Task statement —
Look through the records below, and copy out every line that holds the string "flex".

Records shown —
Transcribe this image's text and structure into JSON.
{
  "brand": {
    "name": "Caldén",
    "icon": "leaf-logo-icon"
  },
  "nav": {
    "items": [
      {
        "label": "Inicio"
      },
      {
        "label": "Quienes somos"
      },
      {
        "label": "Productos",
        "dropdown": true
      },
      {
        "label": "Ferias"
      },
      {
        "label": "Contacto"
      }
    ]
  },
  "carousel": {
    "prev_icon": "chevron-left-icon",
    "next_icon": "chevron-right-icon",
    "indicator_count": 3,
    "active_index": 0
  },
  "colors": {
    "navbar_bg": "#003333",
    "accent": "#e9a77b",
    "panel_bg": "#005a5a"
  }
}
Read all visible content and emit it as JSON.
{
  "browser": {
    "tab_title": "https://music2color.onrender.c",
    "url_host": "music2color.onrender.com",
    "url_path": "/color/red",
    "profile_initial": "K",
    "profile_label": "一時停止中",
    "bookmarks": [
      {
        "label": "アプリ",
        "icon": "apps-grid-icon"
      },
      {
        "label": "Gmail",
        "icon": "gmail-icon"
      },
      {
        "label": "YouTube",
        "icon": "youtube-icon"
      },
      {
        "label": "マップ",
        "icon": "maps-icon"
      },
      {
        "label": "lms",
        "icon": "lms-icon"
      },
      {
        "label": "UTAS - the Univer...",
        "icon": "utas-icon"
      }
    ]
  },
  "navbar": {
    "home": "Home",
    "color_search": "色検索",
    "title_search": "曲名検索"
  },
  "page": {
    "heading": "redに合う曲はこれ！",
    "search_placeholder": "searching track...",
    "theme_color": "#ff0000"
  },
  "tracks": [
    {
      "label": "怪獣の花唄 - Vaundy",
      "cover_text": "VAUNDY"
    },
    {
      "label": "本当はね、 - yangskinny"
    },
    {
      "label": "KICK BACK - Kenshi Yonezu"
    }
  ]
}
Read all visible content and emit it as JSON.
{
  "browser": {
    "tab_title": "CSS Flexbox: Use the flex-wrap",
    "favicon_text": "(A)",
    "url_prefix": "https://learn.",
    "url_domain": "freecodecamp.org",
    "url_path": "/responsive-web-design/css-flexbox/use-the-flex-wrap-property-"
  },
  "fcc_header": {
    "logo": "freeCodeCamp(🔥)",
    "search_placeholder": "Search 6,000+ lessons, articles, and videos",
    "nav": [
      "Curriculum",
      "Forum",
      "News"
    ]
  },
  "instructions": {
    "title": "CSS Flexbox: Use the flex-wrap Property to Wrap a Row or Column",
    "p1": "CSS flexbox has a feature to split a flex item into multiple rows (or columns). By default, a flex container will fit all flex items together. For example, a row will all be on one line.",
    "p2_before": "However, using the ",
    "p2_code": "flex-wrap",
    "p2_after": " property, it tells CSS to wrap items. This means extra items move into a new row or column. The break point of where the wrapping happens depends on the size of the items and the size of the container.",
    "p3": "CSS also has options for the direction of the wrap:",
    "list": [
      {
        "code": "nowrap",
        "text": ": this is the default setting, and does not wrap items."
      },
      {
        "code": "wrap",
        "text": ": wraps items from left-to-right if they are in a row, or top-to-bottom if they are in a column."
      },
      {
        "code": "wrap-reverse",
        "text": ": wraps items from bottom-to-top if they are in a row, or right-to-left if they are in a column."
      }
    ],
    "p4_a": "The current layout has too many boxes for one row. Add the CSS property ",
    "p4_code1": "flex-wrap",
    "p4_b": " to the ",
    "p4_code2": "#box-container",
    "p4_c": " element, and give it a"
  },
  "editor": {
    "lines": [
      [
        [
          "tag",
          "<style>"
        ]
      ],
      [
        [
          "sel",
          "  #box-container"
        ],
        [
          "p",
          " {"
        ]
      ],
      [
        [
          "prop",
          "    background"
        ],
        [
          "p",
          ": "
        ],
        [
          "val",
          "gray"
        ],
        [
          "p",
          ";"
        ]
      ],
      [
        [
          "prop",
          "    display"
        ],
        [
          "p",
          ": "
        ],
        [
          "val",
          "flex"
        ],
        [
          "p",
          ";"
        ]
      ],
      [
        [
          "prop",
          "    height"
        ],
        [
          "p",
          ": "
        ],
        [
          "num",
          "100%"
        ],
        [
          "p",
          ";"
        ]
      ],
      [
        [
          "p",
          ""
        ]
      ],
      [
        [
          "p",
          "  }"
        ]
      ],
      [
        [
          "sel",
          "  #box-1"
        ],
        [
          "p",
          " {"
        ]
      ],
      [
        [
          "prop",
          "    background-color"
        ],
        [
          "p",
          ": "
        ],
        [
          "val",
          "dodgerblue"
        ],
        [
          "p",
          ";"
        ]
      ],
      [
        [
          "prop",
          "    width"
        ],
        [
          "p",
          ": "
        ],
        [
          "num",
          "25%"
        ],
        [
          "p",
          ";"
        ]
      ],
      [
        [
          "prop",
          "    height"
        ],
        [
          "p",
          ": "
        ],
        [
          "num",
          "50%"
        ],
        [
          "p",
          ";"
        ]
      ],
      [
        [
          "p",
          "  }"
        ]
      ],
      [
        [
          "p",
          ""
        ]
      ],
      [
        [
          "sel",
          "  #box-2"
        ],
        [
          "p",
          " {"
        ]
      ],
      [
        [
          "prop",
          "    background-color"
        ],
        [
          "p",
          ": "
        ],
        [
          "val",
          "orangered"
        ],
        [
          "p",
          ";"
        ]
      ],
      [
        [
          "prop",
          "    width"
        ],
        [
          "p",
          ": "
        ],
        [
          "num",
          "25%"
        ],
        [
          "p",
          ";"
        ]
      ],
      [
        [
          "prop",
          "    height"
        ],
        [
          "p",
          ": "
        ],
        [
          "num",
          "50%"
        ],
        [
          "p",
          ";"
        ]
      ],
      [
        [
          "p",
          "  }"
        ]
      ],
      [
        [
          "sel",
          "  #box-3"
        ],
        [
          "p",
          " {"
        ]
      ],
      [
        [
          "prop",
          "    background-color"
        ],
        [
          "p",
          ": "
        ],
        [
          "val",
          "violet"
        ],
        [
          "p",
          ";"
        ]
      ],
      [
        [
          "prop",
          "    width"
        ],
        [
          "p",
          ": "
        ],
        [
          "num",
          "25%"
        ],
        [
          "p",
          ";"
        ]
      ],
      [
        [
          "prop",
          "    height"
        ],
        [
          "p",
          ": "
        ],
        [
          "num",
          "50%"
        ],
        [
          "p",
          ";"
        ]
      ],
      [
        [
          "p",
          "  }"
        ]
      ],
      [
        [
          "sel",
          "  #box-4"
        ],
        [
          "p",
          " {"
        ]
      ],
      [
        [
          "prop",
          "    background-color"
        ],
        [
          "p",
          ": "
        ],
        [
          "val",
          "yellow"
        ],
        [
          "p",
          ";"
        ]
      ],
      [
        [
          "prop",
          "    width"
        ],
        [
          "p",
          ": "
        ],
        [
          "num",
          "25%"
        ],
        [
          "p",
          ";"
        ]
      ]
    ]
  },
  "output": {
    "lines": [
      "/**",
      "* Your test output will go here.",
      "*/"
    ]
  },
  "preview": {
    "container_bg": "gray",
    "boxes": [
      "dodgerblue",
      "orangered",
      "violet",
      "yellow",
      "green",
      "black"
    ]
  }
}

Task response —
    "tab_title": "CSS Flexbox: Use the flex-wrap",
    "url_path": "/responsive-web-design/css-flexbox/use-the-flex-wrap-property-"
    "title": "CSS Flexbox: Use the flex-wrap Property to Wrap a Row or Column",
    "p1": "CSS flexbox has a feature to split a flex item into multiple rows (or columns). By default, a flex container will fit all flex items together. For example, a row will all be on one line.",
    "p2_code": "flex-wrap",
    "p4_code1": "flex-wrap",
          "flex"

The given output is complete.